When I was preparing to move to the Four Corners town of Cortez, Colo., to take a job as a newspaper reporter, I did some background research to learn more about my future home. I'm well connected with the gay and lesbian community, so one of the first stories I heard was the tragic tale of Fred Martinez. Martinez had the double curse of being both a Navajo (racism still runs strong in many border rez towns) and a transgender individual. In June 2001, when he was just 16 years old, he was beaten to death by 18-year-old Shaun Murphy.
It was a horrifying, sad story to hear, and made me wary of the place I was moving. When I arrived in Cortez, though, I met several outstanding gay couples (one was a town councilman) and encountered a community working towards addressing some of the tensions illustrated by such an awful act. (Martinez' story was made into a documentary film called "Two Spirits.")
While most LGBT youth don't suffer fates like that of Martinez, many of them are subject to bullying, teasing, and other social interactions that can harm self esteem and lead to depression or even suicide. The "It Gets Better" project aims to support LGBT young people by providing testimony from older members of the gay, lesbian, bisexual and transgender community, or celebrities (here's one by Steven Colbert), who have made it to the other side of what can be many hate-filled years.

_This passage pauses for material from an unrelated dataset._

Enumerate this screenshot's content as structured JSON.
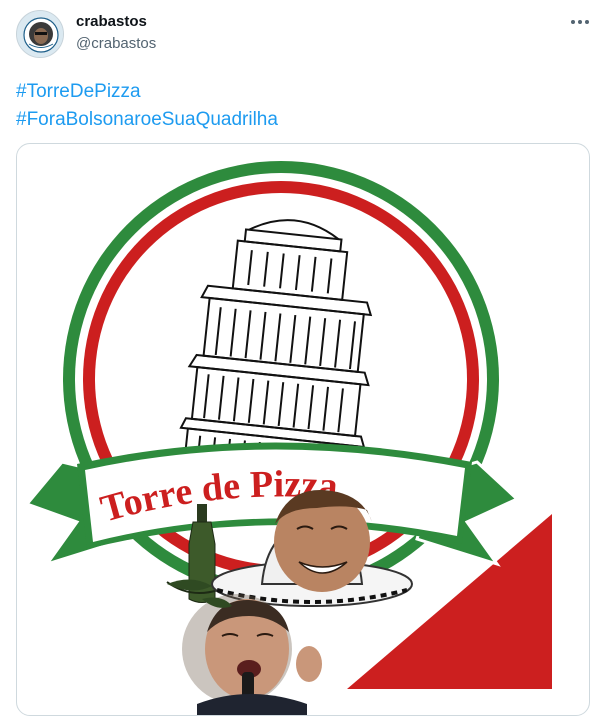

And, to my surprise, I was recently passed along a testimonial video for the project from the U.S. Department of the Interior. In the video, you can see gay, lesbian, bisexual and transgender public servants from the Park Service, Bureau of Land Management, and United States Geologic Service and others, followed by Secretary of the Interior Ken Salazar, all sharing their experiences of bullying and shame, but then all telling youth or whoever is watching the video how happy they are now, after high school, with jobs they love and co-workers and partners who respect and love them.

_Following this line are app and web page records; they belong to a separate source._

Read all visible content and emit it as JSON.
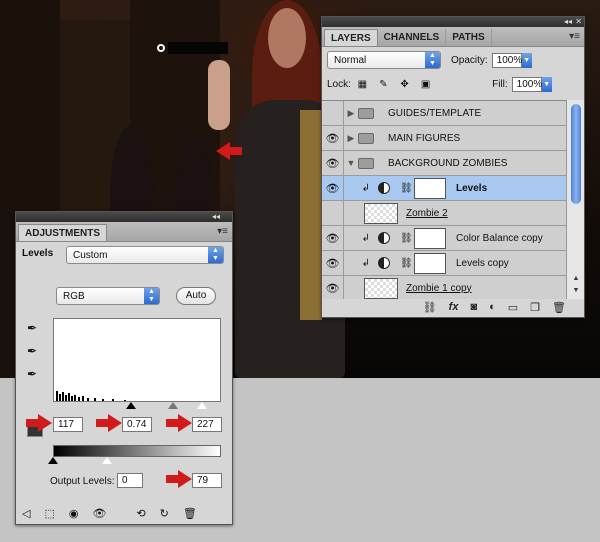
{
  "layers_panel": {
    "tabs": [
      {
        "label": "LAYERS",
        "active": true
      },
      {
        "label": "CHANNELS",
        "active": false
      },
      {
        "label": "PATHS",
        "active": false
      }
    ],
    "blend_mode": "Normal",
    "opacity_label": "Opacity:",
    "opacity_value": "100%",
    "lock_label": "Lock:",
    "fill_label": "Fill:",
    "fill_value": "100%",
    "rows": [
      {
        "name": "GUIDES/TEMPLATE",
        "type": "group",
        "visible": false,
        "expanded": false
      },
      {
        "name": "MAIN FIGURES",
        "type": "group",
        "visible": true,
        "expanded": false
      },
      {
        "name": "BACKGROUND ZOMBIES",
        "type": "group",
        "visible": true,
        "expanded": true
      },
      {
        "name": "Levels",
        "type": "adjustment",
        "visible": true,
        "selected": true
      },
      {
        "name": "Zombie 2",
        "type": "pixel",
        "visible": true
      },
      {
        "name": "Color Balance copy",
        "type": "adjustment",
        "visible": true
      },
      {
        "name": "Levels copy",
        "type": "adjustment",
        "visible": true
      },
      {
        "name": "Zombie 1 copy",
        "type": "pixel",
        "visible": true
      }
    ]
  },
  "adjustments_panel": {
    "tab": "ADJUSTMENTS",
    "preset_label": "Levels",
    "preset_value": "Custom",
    "channel_value": "RGB",
    "auto_label": "Auto",
    "input_black": "117",
    "input_gamma": "0.74",
    "input_white": "227",
    "output_label": "Output Levels:",
    "output_black": "0",
    "output_white": "79"
  },
  "icons": {
    "eye": "eye-icon",
    "folder": "folder-icon",
    "chain": "chain-link-icon",
    "eyedropper": "eyedropper-icon",
    "trash": "trash-icon"
  },
  "colors": {
    "accent_red_arrow": "#d11a1a",
    "selected_row": "#a9c8ef",
    "scrollbar_blue": "#4b82d8"
  }
}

It's normal for people to fear what they don't know. And in rural communities such as the one I live in now, gay people, same-sex couples and transgender or bisexual individuals aren't a regular presence in the lives of youth. This often makes it easier for kids to demonize or stigmatize those of different orientations. The many "It Gets Better" messages do their part to raise awareness across the country, but videos like this one, from Interior, can play a special role by pointing out that there are gay people in rural areas like much of the West -- and that some of these people have gotten great jobs working as caretakers of our natural resources.

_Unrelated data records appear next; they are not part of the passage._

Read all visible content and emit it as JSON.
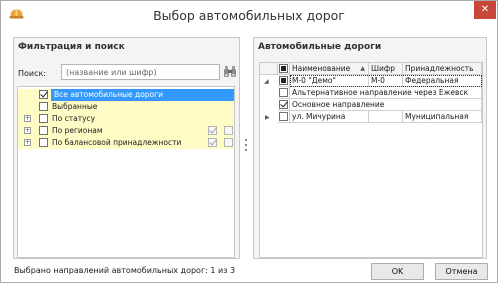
{
  "window": {
    "title": "Выбор автомобильных дорог",
    "close_glyph": "✕",
    "app_icon": "road-helmet-icon"
  },
  "filter_panel": {
    "title": "Фильтрация и поиск",
    "search": {
      "label": "Поиск:",
      "placeholder": "(название или шифр)",
      "value": "",
      "icon": "binoculars-icon"
    },
    "items": [
      {
        "label": "Все автомобильные дороги",
        "checked": true,
        "selected": true,
        "expandable": false
      },
      {
        "label": "Выбранные",
        "checked": false,
        "selected": false,
        "expandable": false
      },
      {
        "label": "По статусу",
        "checked": false,
        "selected": false,
        "expandable": true
      },
      {
        "label": "По регионам",
        "checked": false,
        "selected": false,
        "expandable": true
      },
      {
        "label": "По балансовой принадлежности",
        "checked": false,
        "selected": false,
        "expandable": true
      }
    ]
  },
  "roads_panel": {
    "title": "Автомобильные дороги",
    "columns": {
      "name": "Наименование",
      "sort_glyph": "▲",
      "code": "Шифр",
      "owner": "Принадлежность"
    },
    "rows": [
      {
        "name": "М-0 \"Демо\"",
        "code": "М-0",
        "owner": "Федеральная",
        "expanded": true
      },
      {
        "name": "Альтернативное направление через Ежевск",
        "checked": false
      },
      {
        "name": "Основное направление",
        "checked": true
      },
      {
        "name": "ул. Мичурина",
        "code": "",
        "owner": "Муниципальная",
        "expanded": false
      }
    ]
  },
  "footer": {
    "status": "Выбрано направлений автомобильных дорог: 1 из 3",
    "ok_label": "OK",
    "cancel_label": "Отмена"
  },
  "colors": {
    "selection": "#3399ff",
    "filter_highlight": "#fffcc6",
    "close_button": "#c7483b"
  }
}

Seeing a ranger in Yellowstone affirming that he's gay and happy, and a motorcycle-riding Interior department employee doing the same, sends a powerful message. If rural kids (and their parents) could see more gay cowboys -- or hunters, or bikers, or BLM employees -- maybe we'd all see less hate.
Stephanie Paige Ogburn is the online editor at High Country News.